_Problem description:_ From the first line to the last, retype the records exactly without their images.

_App and web page records:_
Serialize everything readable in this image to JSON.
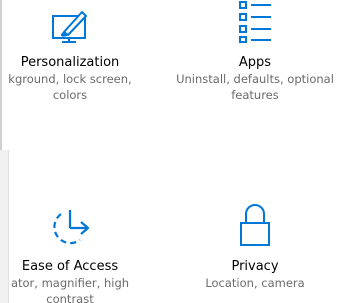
{
  "tiles": [
    {
      "id": "personalization",
      "title": "Personalization",
      "description": "kground, lock screen, colors",
      "icon": "personalization-icon"
    },
    {
      "id": "apps",
      "title": "Apps",
      "description": "Uninstall, defaults, optional features",
      "icon": "apps-list-icon"
    },
    {
      "id": "ease-of-access",
      "title": "Ease of Access",
      "description": "ator, magnifier, high contrast",
      "icon": "ease-of-access-icon"
    },
    {
      "id": "privacy",
      "title": "Privacy",
      "description": "Location, camera",
      "icon": "lock-icon"
    }
  ],
  "colors": {
    "accent": "#0078d7",
    "title": "#000000",
    "description": "#6b6b6b",
    "background": "#ffffff"
  }
}
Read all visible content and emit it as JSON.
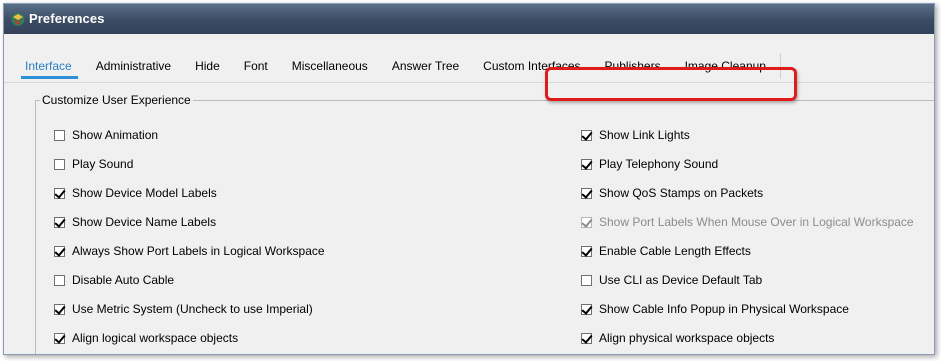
{
  "window": {
    "title": "Preferences"
  },
  "tabs": [
    {
      "label": "Interface",
      "active": true
    },
    {
      "label": "Administrative",
      "active": false
    },
    {
      "label": "Hide",
      "active": false
    },
    {
      "label": "Font",
      "active": false
    },
    {
      "label": "Miscellaneous",
      "active": false
    },
    {
      "label": "Answer Tree",
      "active": false
    },
    {
      "label": "Custom Interfaces",
      "active": false
    },
    {
      "label": "Publishers",
      "active": false
    },
    {
      "label": "Image Cleanup",
      "active": false
    }
  ],
  "group": {
    "title": "Customize User Experience"
  },
  "options_left": [
    {
      "label": "Show Animation",
      "checked": false
    },
    {
      "label": "Play Sound",
      "checked": false
    },
    {
      "label": "Show Device Model Labels",
      "checked": true
    },
    {
      "label": "Show Device Name Labels",
      "checked": true
    },
    {
      "label": "Always Show Port Labels in Logical Workspace",
      "checked": true
    },
    {
      "label": "Disable Auto Cable",
      "checked": false
    },
    {
      "label": "Use Metric System (Uncheck to use Imperial)",
      "checked": true
    },
    {
      "label": "Align logical workspace objects",
      "checked": true
    }
  ],
  "options_right": [
    {
      "label": "Show Link Lights",
      "checked": true,
      "enabled": true
    },
    {
      "label": "Play Telephony Sound",
      "checked": true,
      "enabled": true,
      "highlighted": true
    },
    {
      "label": "Show QoS Stamps on Packets",
      "checked": true,
      "enabled": true
    },
    {
      "label": "Show Port Labels When Mouse Over in Logical Workspace",
      "checked": true,
      "enabled": false
    },
    {
      "label": "Enable Cable Length Effects",
      "checked": true,
      "enabled": true
    },
    {
      "label": "Use CLI as Device Default Tab",
      "checked": false,
      "enabled": true
    },
    {
      "label": "Show Cable Info Popup in Physical Workspace",
      "checked": true,
      "enabled": true
    },
    {
      "label": "Align physical workspace objects",
      "checked": true,
      "enabled": true
    }
  ],
  "colors": {
    "titlebar": "#3b4b63",
    "active_tab": "#2a7ec4",
    "highlight_border": "#e01b1b"
  }
}
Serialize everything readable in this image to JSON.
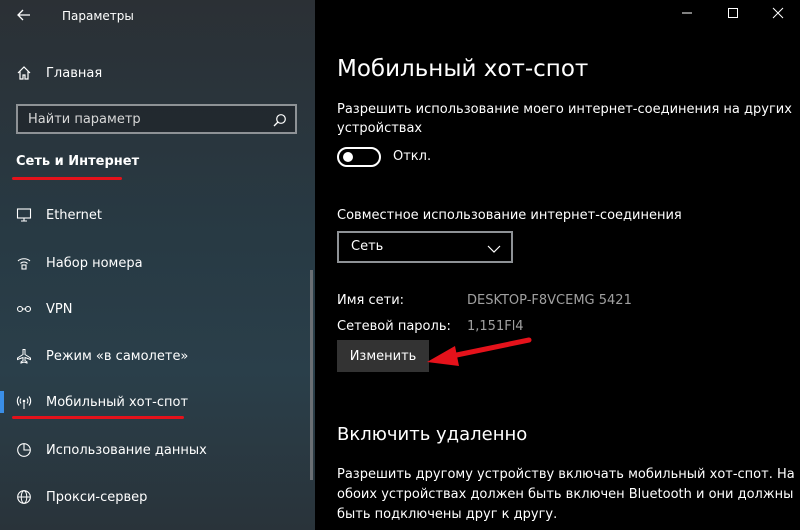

_Response box:_
Serialize everything readable in this image to JSON.
{
  "tiles": [
    {
      "id": "personalization",
      "title": "Personalization",
      "description": "kground, lock screen, colors",
      "icon": "personalization-icon"
    },
    {
      "id": "apps",
      "title": "Apps",
      "description": "Uninstall, defaults, optional features",
      "icon": "apps-list-icon"
    },
    {
      "id": "ease-of-access",
      "title": "Ease of Access",
      "description": "ator, magnifier, high contrast",
      "icon": "ease-of-access-icon"
    },
    {
      "id": "privacy",
      "title": "Privacy",
      "description": "Location, camera",
      "icon": "lock-icon"
    }
  ],
  "colors": {
    "accent": "#0078d7",
    "title": "#000000",
    "description": "#6b6b6b",
    "background": "#ffffff"
  }
}
Read all visible content and emit it as JSON.
{
  "window": {
    "title": "Preferences"
  },
  "tabs": [
    {
      "label": "Interface",
      "active": true
    },
    {
      "label": "Administrative",
      "active": false
    },
    {
      "label": "Hide",
      "active": false
    },
    {
      "label": "Font",
      "active": false
    },
    {
      "label": "Miscellaneous",
      "active": false
    },
    {
      "label": "Answer Tree",
      "active": false
    },
    {
      "label": "Custom Interfaces",
      "active": false
    },
    {
      "label": "Publishers",
      "active": false
    },
    {
      "label": "Image Cleanup",
      "active": false
    }
  ],
  "group": {
    "title": "Customize User Experience"
  },
  "options_left": [
    {
      "label": "Show Animation",
      "checked": false
    },
    {
      "label": "Play Sound",
      "checked": false
    },
    {
      "label": "Show Device Model Labels",
      "checked": true
    },
    {
      "label": "Show Device Name Labels",
      "checked": true
    },
    {
      "label": "Always Show Port Labels in Logical Workspace",
      "checked": true
    },
    {
      "label": "Disable Auto Cable",
      "checked": false
    },
    {
      "label": "Use Metric System (Uncheck to use Imperial)",
      "checked": true
    },
    {
      "label": "Align logical workspace objects",
      "checked": true
    }
  ],
  "options_right": [
    {
      "label": "Show Link Lights",
      "checked": true,
      "enabled": true
    },
    {
      "label": "Play Telephony Sound",
      "checked": true,
      "enabled": true,
      "highlighted": true
    },
    {
      "label": "Show QoS Stamps on Packets",
      "checked": true,
      "enabled": true
    },
    {
      "label": "Show Port Labels When Mouse Over in Logical Workspace",
      "checked": true,
      "enabled": false
    },
    {
      "label": "Enable Cable Length Effects",
      "checked": true,
      "enabled": true
    },
    {
      "label": "Use CLI as Device Default Tab",
      "checked": false,
      "enabled": true
    },
    {
      "label": "Show Cable Info Popup in Physical Workspace",
      "checked": true,
      "enabled": true
    },
    {
      "label": "Align physical workspace objects",
      "checked": true,
      "enabled": true
    }
  ],
  "colors": {
    "titlebar": "#3b4b63",
    "active_tab": "#2a7ec4",
    "highlight_border": "#e01b1b"
  }
}
Serialize everything readable in this image to JSON.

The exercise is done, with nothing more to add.